▶ **GOAL OF THE EXERCISE**: Reading the records beneath this task, work out how many lines contain the word "icon" and reply with only that number.

═════ DATA PROVIDED

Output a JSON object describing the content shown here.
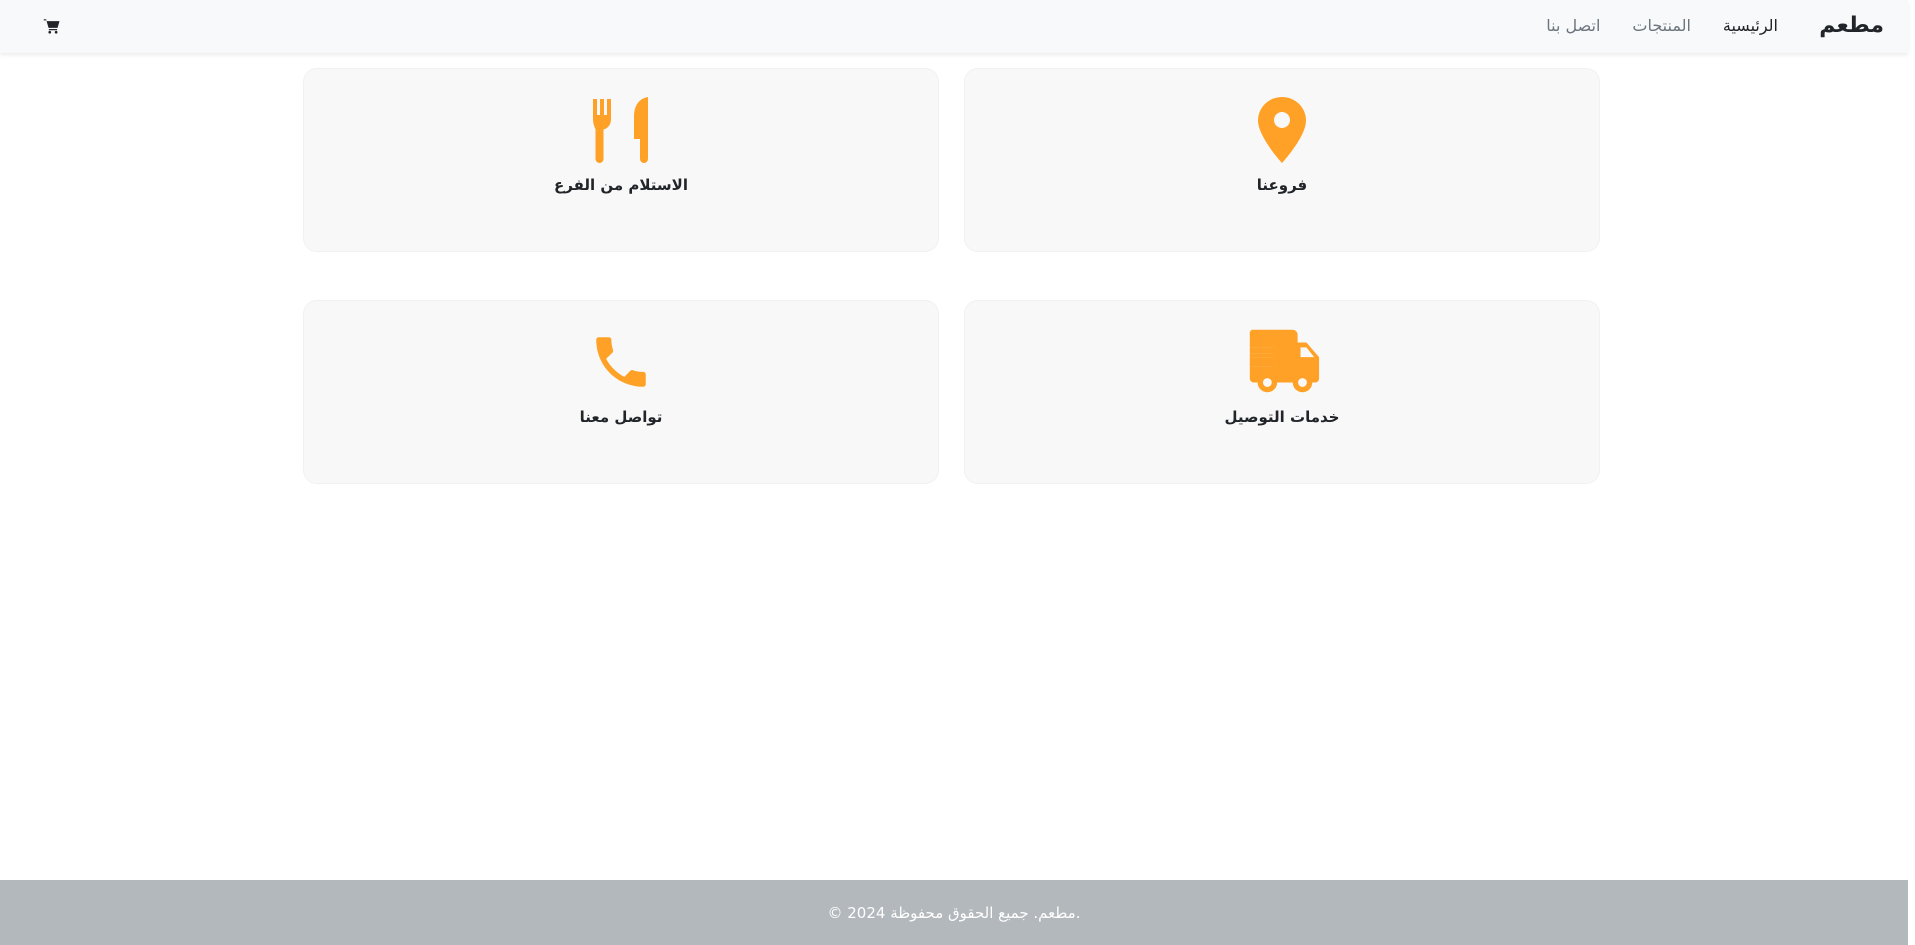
{
  "navbar": {
    "brand": "مطعم",
    "links": [
      {
        "label": "الرئيسية",
        "active": true
      },
      {
        "label": "المنتجات",
        "active": false
      },
      {
        "label": "اتصل بنا",
        "active": false
      }
    ],
    "cart_icon": "cart-icon"
  },
  "cards": [
    {
      "label": "فروعنا",
      "icon": "map-pin-icon"
    },
    {
      "label": "الاستلام من الفرع",
      "icon": "utensils-icon"
    },
    {
      "label": "خدمات التوصيل",
      "icon": "delivery-truck-icon"
    },
    {
      "label": "تواصل معنا",
      "icon": "phone-icon"
    }
  ],
  "footer": {
    "text": "© 2024 مطعم. جميع الحقوق محفوظة."
  },
  "colors": {
    "accent": "#ffa126",
    "navbar_bg": "#f8f9fa",
    "card_bg": "#f8f8f8",
    "footer_bg": "#b3b8bc"
  }
}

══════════

▶ **PROBLEM SOLUTION**: 5